Yes, Baggy is going through adjustment problems being a Nobody from Nowhere w/World Class talent... . If he needs help emotionally, I hope those around him insure that he gets it. In the meantime lets hope that the Aussi Baggy shows up in time for late Wimby fun. If he does, he could make the Final...Hewitt's off form & not playing w/confidence & RN hasn't played anyone who has won a grass court match in the last 2 yrs...It's yours to lose, Baggy
This just in from Australian Press:
Hewitt wary of Cypriot cyclone
[I}From Valkerie Mangnall in London
July 4, 2006
LLEYTON Hewitt says he and the rest of the Wimbledon men's draw, if they know what's good for them, have heeded the warning issued by Australian Open runner-up Marcos Baghdatis.
Hewitt, the No.6 seed at Wimbledon, will meet the 21-year-old from Cyprus for the first time in the quarter-finals at the All England Club on Wednesday.
"Everyone's been put on notice of the kind of talent and flair he possesses out there when he plays his best," Hewitt said of Baghdatis, who lost the Australian Open final to world No.1 Roger Federer in four sets in January after a fairytale run to the Melbourne Park final.
"He's capable of producing those big shots when he wants to . . . that's obviously something that he did extremely well in Melbourne for two weeks. "He came through in a lot of tough situations . . . that's something I've got to be wary of."
On his only previous visit to Wimbledon, Baghdatis lost in the first round last year but he has clearly stepped up since then.

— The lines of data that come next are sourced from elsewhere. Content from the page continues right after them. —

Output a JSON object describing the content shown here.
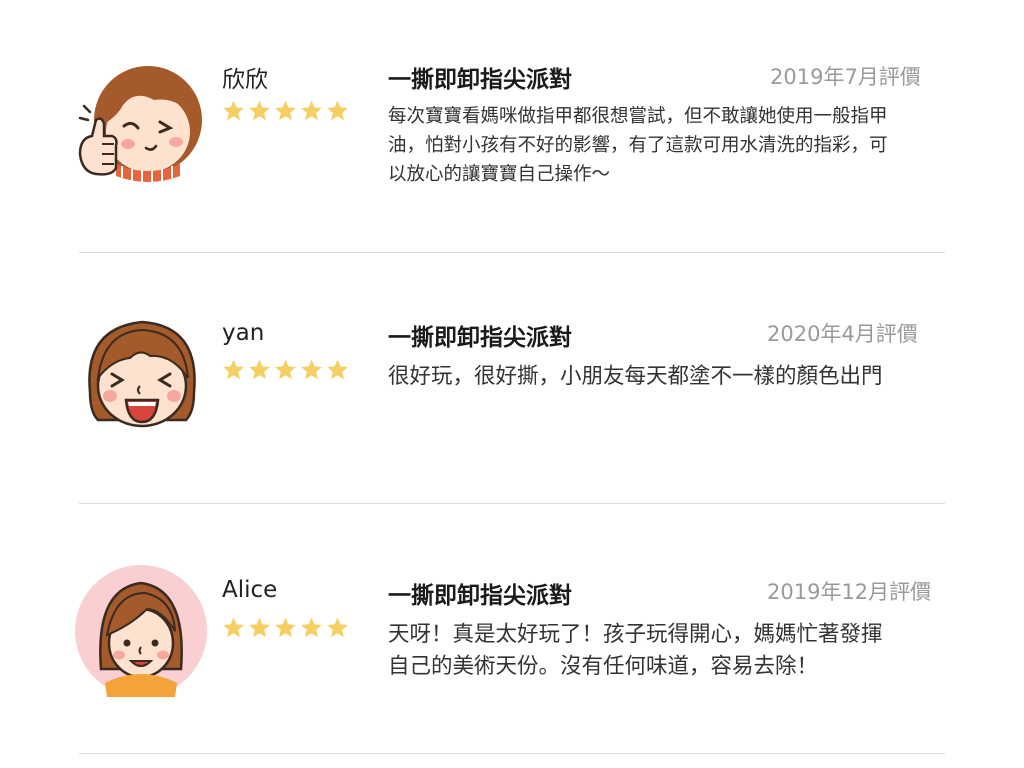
{
  "reviews": [
    {
      "name": "欣欣",
      "rating": 5,
      "product": "一撕即卸指尖派對",
      "date": "2019年7月評價",
      "comment_lines": [
        "每次寶寶看媽咪做指甲都很想嘗試，但不敢讓她使用一般指甲",
        "油，怕對小孩有不好的影響，有了這款可用水清洗的指彩，可",
        "以放心的讓寶寶自己操作～"
      ],
      "avatar": "thumbs-up-girl-avatar"
    },
    {
      "name": "yan",
      "rating": 5,
      "product": "一撕即卸指尖派對",
      "date": "2020年4月評價",
      "comment_lines": [
        "很好玩，很好撕，小朋友每天都塗不一樣的顏色出門"
      ],
      "avatar": "laughing-girl-avatar"
    },
    {
      "name": "Alice",
      "rating": 5,
      "product": "一撕即卸指尖派對",
      "date": "2019年12月評價",
      "comment_lines": [
        "天呀！真是太好玩了！孩子玩得開心，媽媽忙著發揮",
        "自己的美術天份。沒有任何味道，容易去除！"
      ],
      "avatar": "smiling-girl-pink-avatar"
    }
  ],
  "colors": {
    "star": "#f5cf63",
    "divider": "#dcdcdc",
    "date_text": "#9a9a9a",
    "avatar_pink_bg": "#f9cfd1",
    "hair_brown": "#a45a2a"
  }
}
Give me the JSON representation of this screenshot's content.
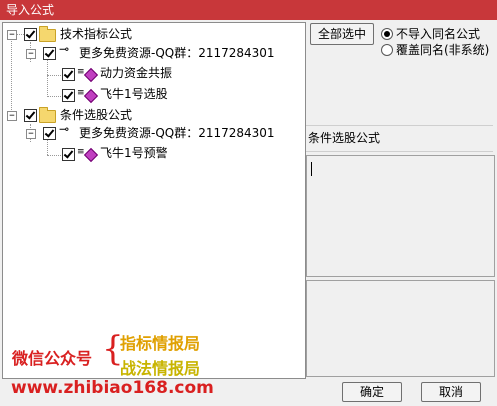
{
  "window": {
    "title": "导入公式"
  },
  "tree": {
    "groups": [
      {
        "label": "技术指标公式",
        "subgroup": "更多免费资源-QQ群：2117284301",
        "items": [
          "动力资金共振",
          "飞牛1号选股"
        ]
      },
      {
        "label": "条件选股公式",
        "subgroup": "更多免费资源-QQ群：2117284301",
        "items": [
          "飞牛1号预警"
        ]
      }
    ]
  },
  "buttons": {
    "select_all": "全部选中",
    "ok": "确定",
    "cancel": "取消"
  },
  "options": [
    {
      "label": "不导入同名公式",
      "selected": true
    },
    {
      "label": "覆盖同名(非系统)",
      "selected": false
    }
  ],
  "detail": {
    "type_label": "条件选股公式"
  },
  "overlay": {
    "wechat": "微信公众号",
    "line1": "指标情报局",
    "line2": "战法情报局",
    "url": "www.zhibiao168.com"
  },
  "colors": {
    "titlebar": "#c8373a",
    "overlay_red": "#d92020",
    "overlay_gold": "#e0a000"
  }
}
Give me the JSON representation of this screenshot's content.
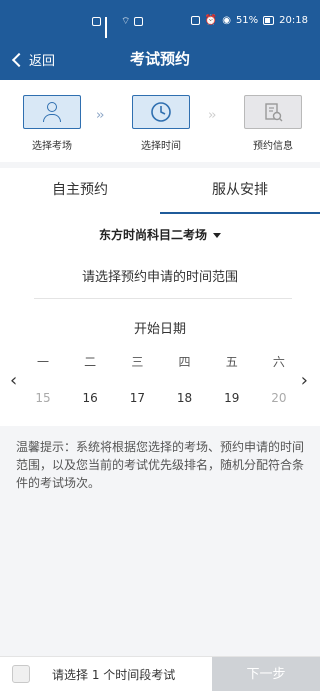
{
  "status_bar": {
    "left_label": "",
    "battery": "51%",
    "time": "20:18"
  },
  "nav": {
    "back_label": "返回",
    "title": "考试预约"
  },
  "steps": [
    {
      "label": "选择考场",
      "icon": "person-icon",
      "active": true
    },
    {
      "label": "选择时间",
      "icon": "clock-icon",
      "active": true
    },
    {
      "label": "预约信息",
      "icon": "document-search-icon",
      "active": false
    }
  ],
  "tabs": [
    {
      "label": "自主预约",
      "active": false
    },
    {
      "label": "服从安排",
      "active": true
    }
  ],
  "content": {
    "venue": "东方时尚科目二考场",
    "prompt": "请选择预约申请的时间范围",
    "start_label": "开始日期",
    "weekdays": [
      "一",
      "二",
      "三",
      "四",
      "五",
      "六"
    ],
    "dates": [
      "15",
      "16",
      "17",
      "18",
      "19",
      "20"
    ]
  },
  "tip": {
    "text": "温馨提示：系统将根据您选择的考场、预约申请的时间范围，以及您当前的考试优先级排名，随机分配符合条件的考试场次。"
  },
  "bottom": {
    "text": "请选择 1 个时间段考试",
    "next_label": "下一步"
  },
  "colors": {
    "brand": "#1f5b9a",
    "step_active_bg": "#d9e8f6",
    "disabled_button": "#cfd2d6"
  }
}
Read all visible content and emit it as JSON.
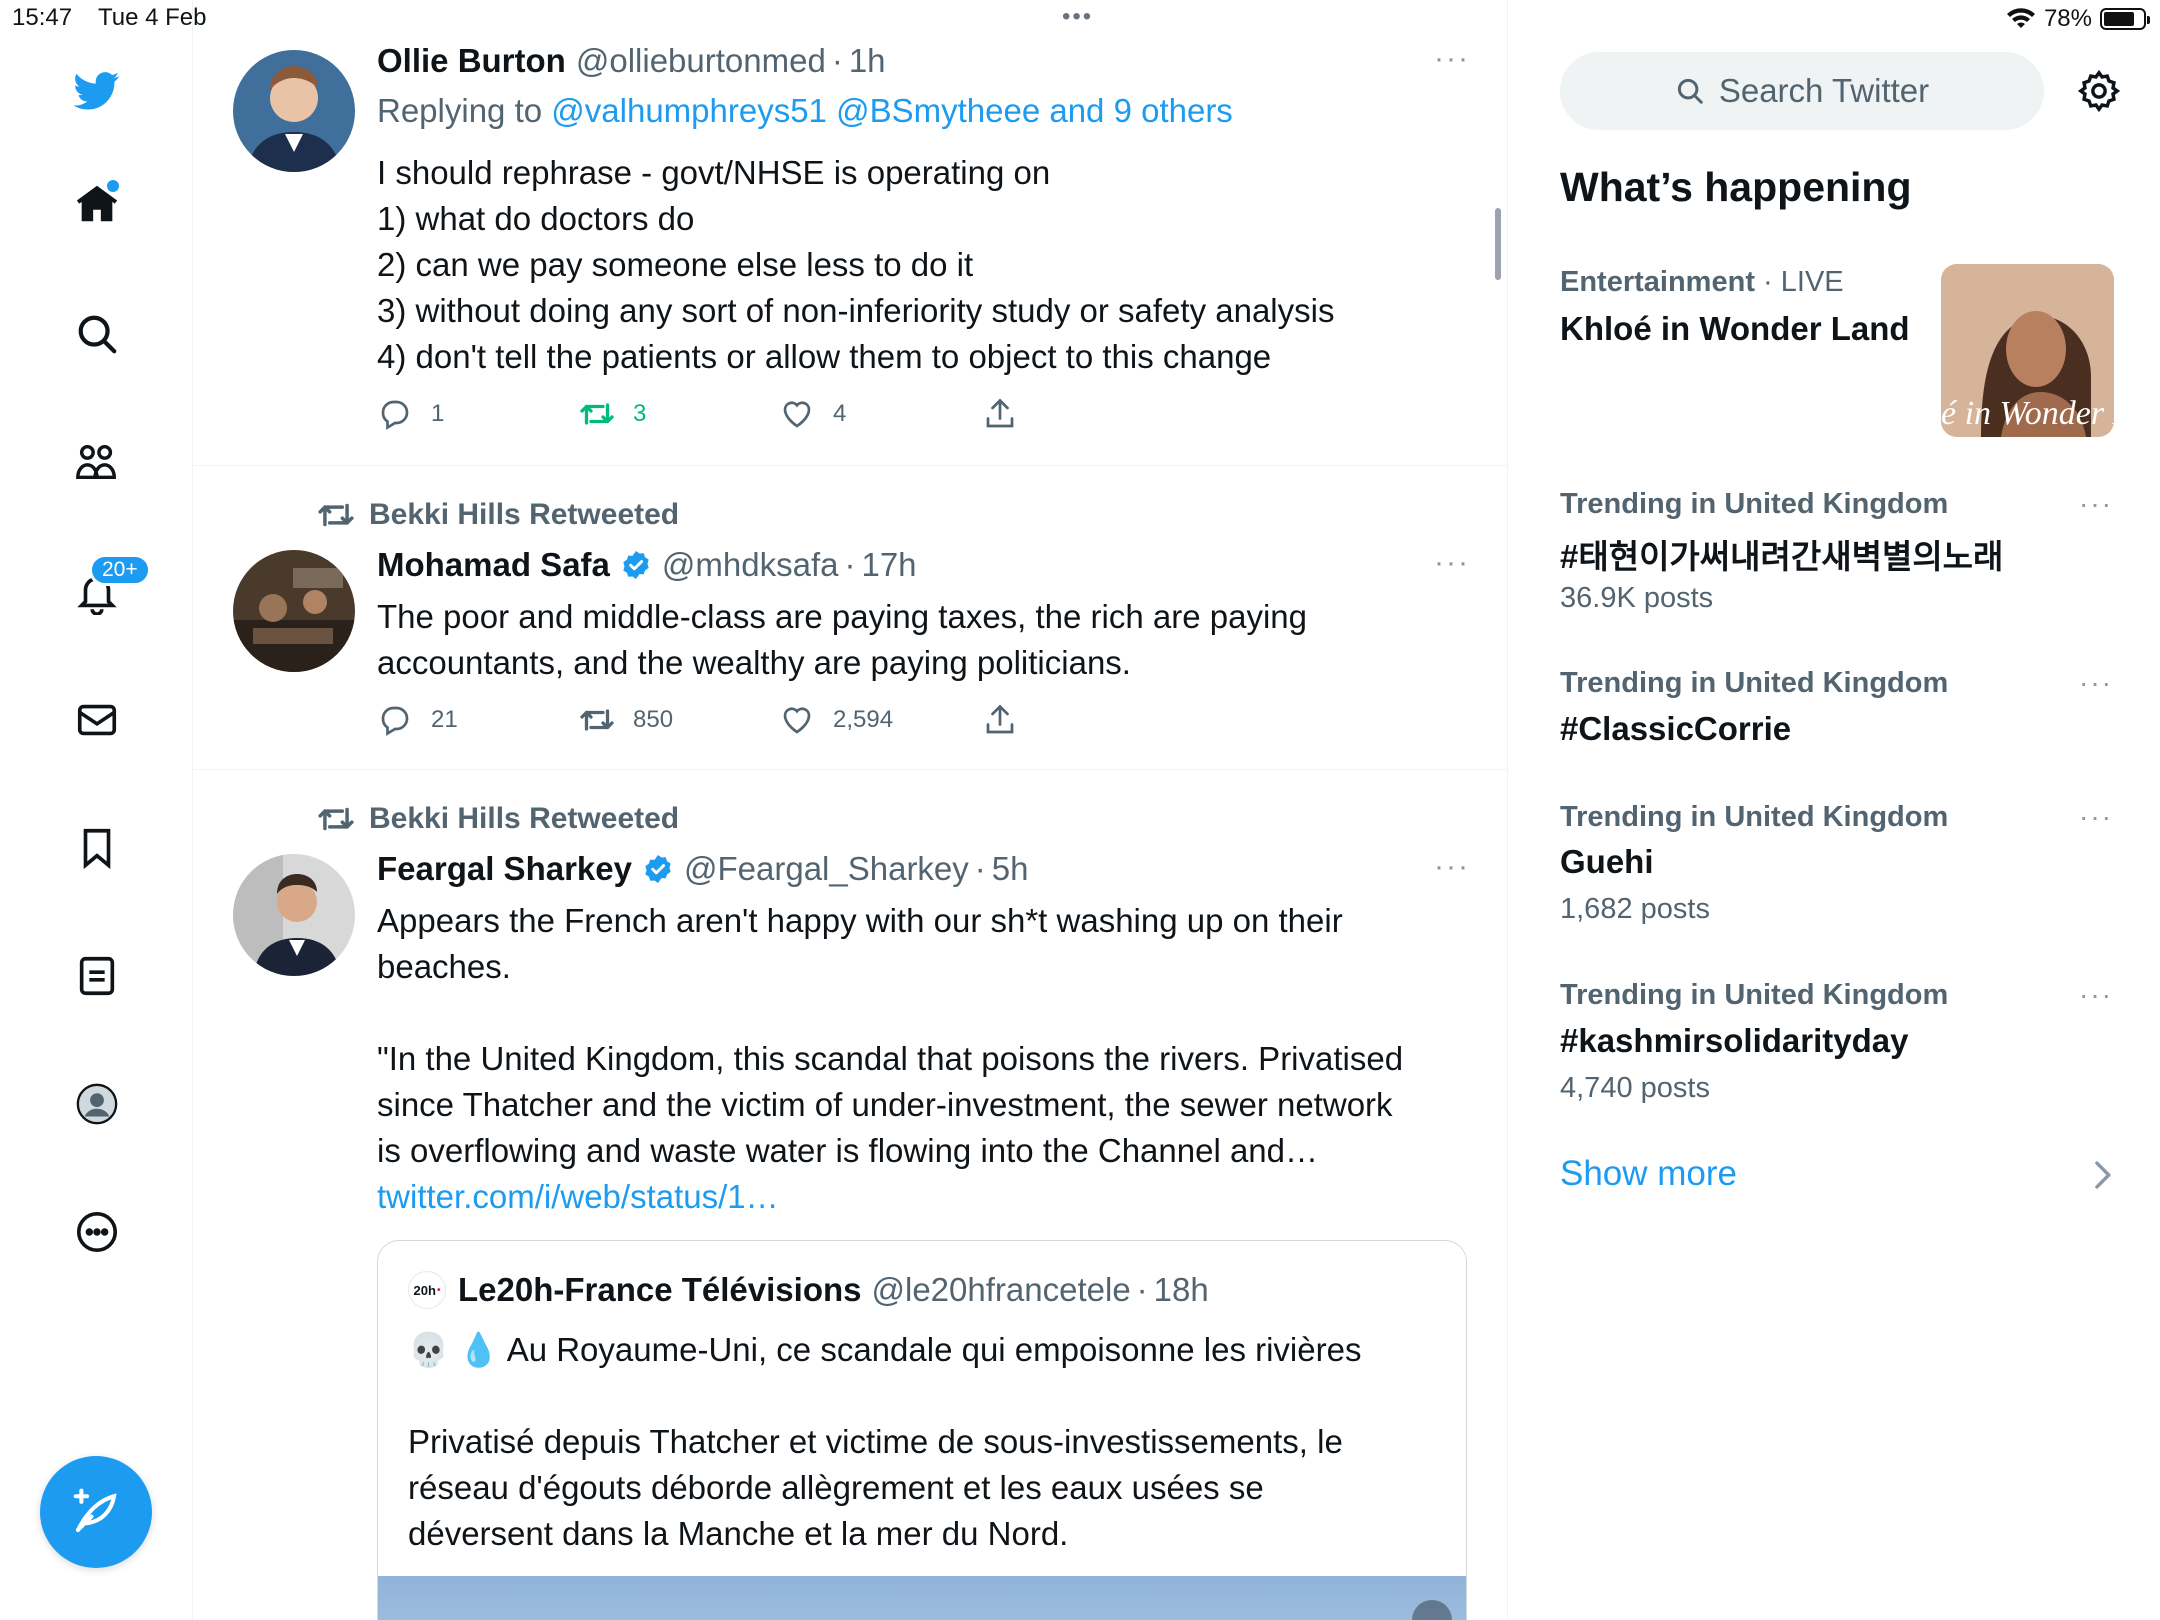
{
  "status": {
    "time": "15:47",
    "date": "Tue 4 Feb",
    "dots": "•••",
    "battery": "78%",
    "battery_level": 0.78
  },
  "nav": {
    "home_badge": true,
    "notifications_badge": "20+",
    "items": [
      "twitter-logo",
      "home",
      "explore",
      "communities",
      "notifications",
      "messages",
      "bookmarks",
      "lists",
      "profile",
      "more"
    ]
  },
  "tweets": [
    {
      "name": "Ollie Burton",
      "handle": "@ollieburtonmed",
      "sep": "·",
      "time": "1h",
      "more": "···",
      "reply_prefix": "Replying to",
      "reply_links": "@valhumphreys51 @BSmytheee and 9 others",
      "lines": [
        "I should rephrase - govt/NHSE is operating on",
        "1) what do doctors do",
        "2) can we pay someone else less to do it",
        "3) without doing any sort of non-inferiority study or safety analysis",
        "4) don't tell the patients or allow them to object to this change"
      ],
      "replies": "1",
      "retweets": "3",
      "likes": "4",
      "retweeted_by_me": true
    },
    {
      "retweeted_by": "Bekki Hills Retweeted",
      "name": "Mohamad Safa",
      "verified": true,
      "handle": "@mhdksafa",
      "sep": "·",
      "time": "17h",
      "more": "···",
      "lines": [
        "The poor and middle-class are paying taxes, the rich are paying",
        "accountants, and the wealthy are paying politicians."
      ],
      "replies": "21",
      "retweets": "850",
      "likes": "2,594"
    },
    {
      "retweeted_by": "Bekki Hills Retweeted",
      "name": "Feargal Sharkey",
      "verified": true,
      "handle": "@Feargal_Sharkey",
      "sep": "·",
      "time": "5h",
      "more": "···",
      "lines": [
        "Appears the French aren't happy with our sh*t washing up on their",
        "beaches.",
        "",
        "\"In the United Kingdom, this scandal that poisons the rivers. Privatised",
        "since Thatcher and the victim of under-investment, the sewer network",
        "is overflowing and waste water is flowing into the Channel and…"
      ],
      "link": "twitter.com/i/web/status/1…",
      "quote": {
        "logo_text": "20h",
        "logo_dot": "•",
        "name": "Le20h-France Télévisions",
        "handle": "@le20hfrancetele",
        "sep": "·",
        "time": "18h",
        "line1": "💀 💧 Au Royaume-Uni, ce scandale qui empoisonne les rivières",
        "lines": [
          "Privatisé depuis Thatcher et victime de sous-investissements, le",
          "réseau d'égouts déborde allègrement et les eaux usées se",
          "déversent dans la Manche et la mer du Nord."
        ]
      }
    }
  ],
  "sidebar": {
    "search_placeholder": "Search Twitter",
    "title": "What’s happening",
    "featured": {
      "category": "Entertainment",
      "sep": "·",
      "live": "LIVE",
      "name": "Khloé in Wonder Land",
      "image_caption": "é in Wonder L"
    },
    "trends": [
      {
        "category": "Trending in United Kingdom",
        "name": "#태현이가써내려간새벽별의노래",
        "count": "36.9K posts"
      },
      {
        "category": "Trending in United Kingdom",
        "name": "#ClassicCorrie",
        "count": ""
      },
      {
        "category": "Trending in United Kingdom",
        "name": "Guehi",
        "count": "1,682 posts"
      },
      {
        "category": "Trending in United Kingdom",
        "name": "#kashmirsolidarityday",
        "count": "4,740 posts"
      }
    ],
    "more": "···",
    "show_more": "Show more"
  },
  "colors": {
    "accent": "#1d9bf0",
    "retweet_active": "#00ba7c",
    "muted": "#536471",
    "text": "#0f1419"
  }
}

Baghdatis's best was in evidence this morning (AEST), when he swept aside Briton Andy Murray 6-3 6-4 7-6 (7-2) in a fourth-round match lasting 1hr 53min, two days after Murray had eliminated two-time finalist Andy Roddick.
Hewitt, the 2002 Wimbledon champion, had a tougher time in the round of 16, taking 2hr 49min to dispose of Spain's David Ferrer 6-4 6-4 4-6 7-5 in a tense match.
The South Australian admits his beloved AFL team, ladder leader Adelaide, is "doing it easier" than he is right now.
"So far, I'm still here," Hewitt said with a circumspect tone after his win.
"Ferrer didn't let me play my best tennis but I had to find a way to win. "I want to try and step it up, though, a couple of notches against Baghdatis."
Hewitt watched the end of Baghdatis's match with Murray and saw similarities between them. "He is similar to Murray in many ways," Hewitt said. "He'll play the percentages for a bit and then just pull the trigger on a big one."
With world No.9 Hewitt in front of him, Baghdatis refused to entertain thoughts of a re-match against Federer in the final.
"After Melbourne, I had a lot of doubts in my head," the affable 21-year-old, ranked No.16 in the world, said. "Was I there because I deserved it or because it was just one time?"
Baghdatis's confidence crisis was exacerbated by injury and illness, but there was no hint of any problems during his win over Murray in front of a partisan British crowd on Centre Court. "I just love playing in front of a big crowd, and I just relax more when there is so many people watching than when there are not," Baghdatis said.
He may lack Hewitt's grass-court experience but Baghdatis has a secret weapon at Wimbledon he did not have at the Australian Open: a mother who spends her time in the players' box praying on behalf of her son.
"It means a lot to have her here watching me because she did not see so much of me when I was a kid,' Baghdatis, who left Cyprus as a 13-year-old to pursue his tennis apprenticeship in France, said.
"She's proud of her son and I feel proud of her also. And she prays, she prays a lot."
Baghdatis's best grand slam performance to date in Melbourne propelled him into the spotlight back home. "I'm a famous guy now in my country and maybe worldwide, so a lot of responsibilities to take," he said. "It's not like you don't have a personal life, but you cannot do what you want to do sometimes because of people watching."
Fame and the ability to perform on the big stage aside, perhaps the key to Baghdatis's success lies in his level-headed approach.
"For me, it's just a game," Baghdatis said. "I'm very happy to play this game because I love this game. "If I lose this game, it doesn't matter for me. There are things more important in life than this."